Action item → An exact copy of every record below is what's needed here.
----------
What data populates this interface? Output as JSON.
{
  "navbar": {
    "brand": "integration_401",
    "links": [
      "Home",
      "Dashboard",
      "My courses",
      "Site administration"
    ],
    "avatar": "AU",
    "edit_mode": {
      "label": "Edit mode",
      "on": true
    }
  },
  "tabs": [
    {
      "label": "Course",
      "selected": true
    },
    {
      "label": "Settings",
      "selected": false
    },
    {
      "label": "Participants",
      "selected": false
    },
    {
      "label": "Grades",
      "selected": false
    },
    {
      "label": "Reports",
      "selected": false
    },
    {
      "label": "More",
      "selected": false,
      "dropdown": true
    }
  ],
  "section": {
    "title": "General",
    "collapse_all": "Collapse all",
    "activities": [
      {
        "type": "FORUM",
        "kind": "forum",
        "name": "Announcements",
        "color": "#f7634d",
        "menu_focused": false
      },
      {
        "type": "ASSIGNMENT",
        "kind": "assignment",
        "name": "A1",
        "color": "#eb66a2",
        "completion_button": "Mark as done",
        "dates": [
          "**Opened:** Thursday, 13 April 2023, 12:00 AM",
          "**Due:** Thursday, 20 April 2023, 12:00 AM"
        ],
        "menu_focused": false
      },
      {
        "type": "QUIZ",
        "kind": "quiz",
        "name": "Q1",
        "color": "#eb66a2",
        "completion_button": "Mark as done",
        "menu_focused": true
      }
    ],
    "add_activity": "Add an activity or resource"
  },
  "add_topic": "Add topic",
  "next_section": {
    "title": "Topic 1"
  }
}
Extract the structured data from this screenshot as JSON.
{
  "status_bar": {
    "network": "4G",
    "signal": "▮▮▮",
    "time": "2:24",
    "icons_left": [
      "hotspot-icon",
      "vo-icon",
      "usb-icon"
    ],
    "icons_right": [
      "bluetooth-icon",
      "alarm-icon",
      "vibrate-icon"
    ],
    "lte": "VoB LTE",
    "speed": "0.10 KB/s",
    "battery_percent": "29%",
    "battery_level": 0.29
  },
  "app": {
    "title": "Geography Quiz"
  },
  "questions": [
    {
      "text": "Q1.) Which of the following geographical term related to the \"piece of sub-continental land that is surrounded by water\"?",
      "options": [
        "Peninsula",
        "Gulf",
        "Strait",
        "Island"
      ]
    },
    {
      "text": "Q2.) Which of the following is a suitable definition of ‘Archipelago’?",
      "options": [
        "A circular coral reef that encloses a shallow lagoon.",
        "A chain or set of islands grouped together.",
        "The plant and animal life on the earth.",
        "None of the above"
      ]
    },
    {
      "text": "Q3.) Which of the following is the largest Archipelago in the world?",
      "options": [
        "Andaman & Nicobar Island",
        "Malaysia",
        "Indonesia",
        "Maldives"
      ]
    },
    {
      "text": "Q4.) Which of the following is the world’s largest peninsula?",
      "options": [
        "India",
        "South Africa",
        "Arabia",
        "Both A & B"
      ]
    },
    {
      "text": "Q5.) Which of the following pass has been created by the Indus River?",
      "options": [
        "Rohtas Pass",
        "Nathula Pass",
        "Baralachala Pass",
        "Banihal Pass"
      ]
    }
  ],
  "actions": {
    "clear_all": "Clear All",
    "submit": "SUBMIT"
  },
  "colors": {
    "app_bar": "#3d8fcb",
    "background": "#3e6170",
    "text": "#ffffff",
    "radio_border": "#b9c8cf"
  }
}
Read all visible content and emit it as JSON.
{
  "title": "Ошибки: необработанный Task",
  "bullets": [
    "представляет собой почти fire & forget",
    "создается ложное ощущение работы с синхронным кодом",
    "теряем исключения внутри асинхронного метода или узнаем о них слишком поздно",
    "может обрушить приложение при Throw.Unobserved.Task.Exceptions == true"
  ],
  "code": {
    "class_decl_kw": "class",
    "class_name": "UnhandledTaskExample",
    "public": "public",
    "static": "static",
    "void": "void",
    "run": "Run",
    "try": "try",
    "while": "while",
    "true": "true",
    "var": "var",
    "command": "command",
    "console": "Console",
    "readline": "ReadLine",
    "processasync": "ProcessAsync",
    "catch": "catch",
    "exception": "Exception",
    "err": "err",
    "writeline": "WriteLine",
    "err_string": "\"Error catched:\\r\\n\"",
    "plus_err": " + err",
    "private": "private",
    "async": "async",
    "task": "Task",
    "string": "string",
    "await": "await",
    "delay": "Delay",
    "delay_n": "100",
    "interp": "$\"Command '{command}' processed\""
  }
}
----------
Answer →
What data populates this interface? Output as JSON.
{
  "navbar": {
    "brand": "integration_401",
    "links": [
      "Home",
      "Dashboard",
      "My courses",
      "Site administration"
    ],
    "avatar": "AU",
    "edit_mode": {
      "label": "Edit mode",
      "on": true
    }
  },
  "tabs": [
    {
      "label": "Course",
      "selected": true
    },
    {
      "label": "Settings",
      "selected": false
    },
    {
      "label": "Participants",
      "selected": false
    },
    {
      "label": "Grades",
      "selected": false
    },
    {
      "label": "Reports",
      "selected": false
    },
    {
      "label": "More",
      "selected": false,
      "dropdown": true
    }
  ],
  "section": {
    "title": "General",
    "collapse_all": "Collapse all",
    "activities": [
      {
        "type": "FORUM",
        "kind": "forum",
        "name": "Announcements",
        "color": "#f7634d",
        "menu_focused": false
      },
      {
        "type": "ASSIGNMENT",
        "kind": "assignment",
        "name": "A1",
        "color": "#eb66a2",
        "completion_button": "Mark as done",
        "dates": [
          "**Opened:** Thursday, 13 April 2023, 12:00 AM",
          "**Due:** Thursday, 20 April 2023, 12:00 AM"
        ],
        "menu_focused": false
      },
      {
        "type": "QUIZ",
        "kind": "quiz",
        "name": "Q1",
        "color": "#eb66a2",
        "completion_button": "Mark as done",
        "menu_focused": true
      }
    ],
    "add_activity": "Add an activity or resource"
  },
  "add_topic": "Add topic",
  "next_section": {
    "title": "Topic 1"
  }
}
Extract the structured data from this screenshot as JSON.
{
  "status_bar": {
    "network": "4G",
    "signal": "▮▮▮",
    "time": "2:24",
    "icons_left": [
      "hotspot-icon",
      "vo-icon",
      "usb-icon"
    ],
    "icons_right": [
      "bluetooth-icon",
      "alarm-icon",
      "vibrate-icon"
    ],
    "lte": "VoB LTE",
    "speed": "0.10 KB/s",
    "battery_percent": "29%",
    "battery_level": 0.29
  },
  "app": {
    "title": "Geography Quiz"
  },
  "questions": [
    {
      "text": "Q1.) Which of the following geographical term related to the \"piece of sub-continental land that is surrounded by water\"?",
      "options": [
        "Peninsula",
        "Gulf",
        "Strait",
        "Island"
      ]
    },
    {
      "text": "Q2.) Which of the following is a suitable definition of ‘Archipelago’?",
      "options": [
        "A circular coral reef that encloses a shallow lagoon.",
        "A chain or set of islands grouped together.",
        "The plant and animal life on the earth.",
        "None of the above"
      ]
    },
    {
      "text": "Q3.) Which of the following is the largest Archipelago in the world?",
      "options": [
        "Andaman & Nicobar Island",
        "Malaysia",
        "Indonesia",
        "Maldives"
      ]
    },
    {
      "text": "Q4.) Which of the following is the world’s largest peninsula?",
      "options": [
        "India",
        "South Africa",
        "Arabia",
        "Both A & B"
      ]
    },
    {
      "text": "Q5.) Which of the following pass has been created by the Indus River?",
      "options": [
        "Rohtas Pass",
        "Nathula Pass",
        "Baralachala Pass",
        "Banihal Pass"
      ]
    }
  ],
  "actions": {
    "clear_all": "Clear All",
    "submit": "SUBMIT"
  },
  "colors": {
    "app_bar": "#3d8fcb",
    "background": "#3e6170",
    "text": "#ffffff",
    "radio_border": "#b9c8cf"
  }
}
Read all visible content and emit it as JSON.
{
  "title": "Ошибки: необработанный Task",
  "bullets": [
    "представляет собой почти fire & forget",
    "создается ложное ощущение работы с синхронным кодом",
    "теряем исключения внутри асинхронного метода или узнаем о них слишком поздно",
    "может обрушить приложение при Throw.Unobserved.Task.Exceptions == true"
  ],
  "code": {
    "class_decl_kw": "class",
    "class_name": "UnhandledTaskExample",
    "public": "public",
    "static": "static",
    "void": "void",
    "run": "Run",
    "try": "try",
    "while": "while",
    "true": "true",
    "var": "var",
    "command": "command",
    "console": "Console",
    "readline": "ReadLine",
    "processasync": "ProcessAsync",
    "catch": "catch",
    "exception": "Exception",
    "err": "err",
    "writeline": "WriteLine",
    "err_string": "\"Error catched:\\r\\n\"",
    "plus_err": " + err",
    "private": "private",
    "async": "async",
    "task": "Task",
    "string": "string",
    "await": "await",
    "delay": "Delay",
    "delay_n": "100",
    "interp": "$\"Command '{command}' processed\""
  }
}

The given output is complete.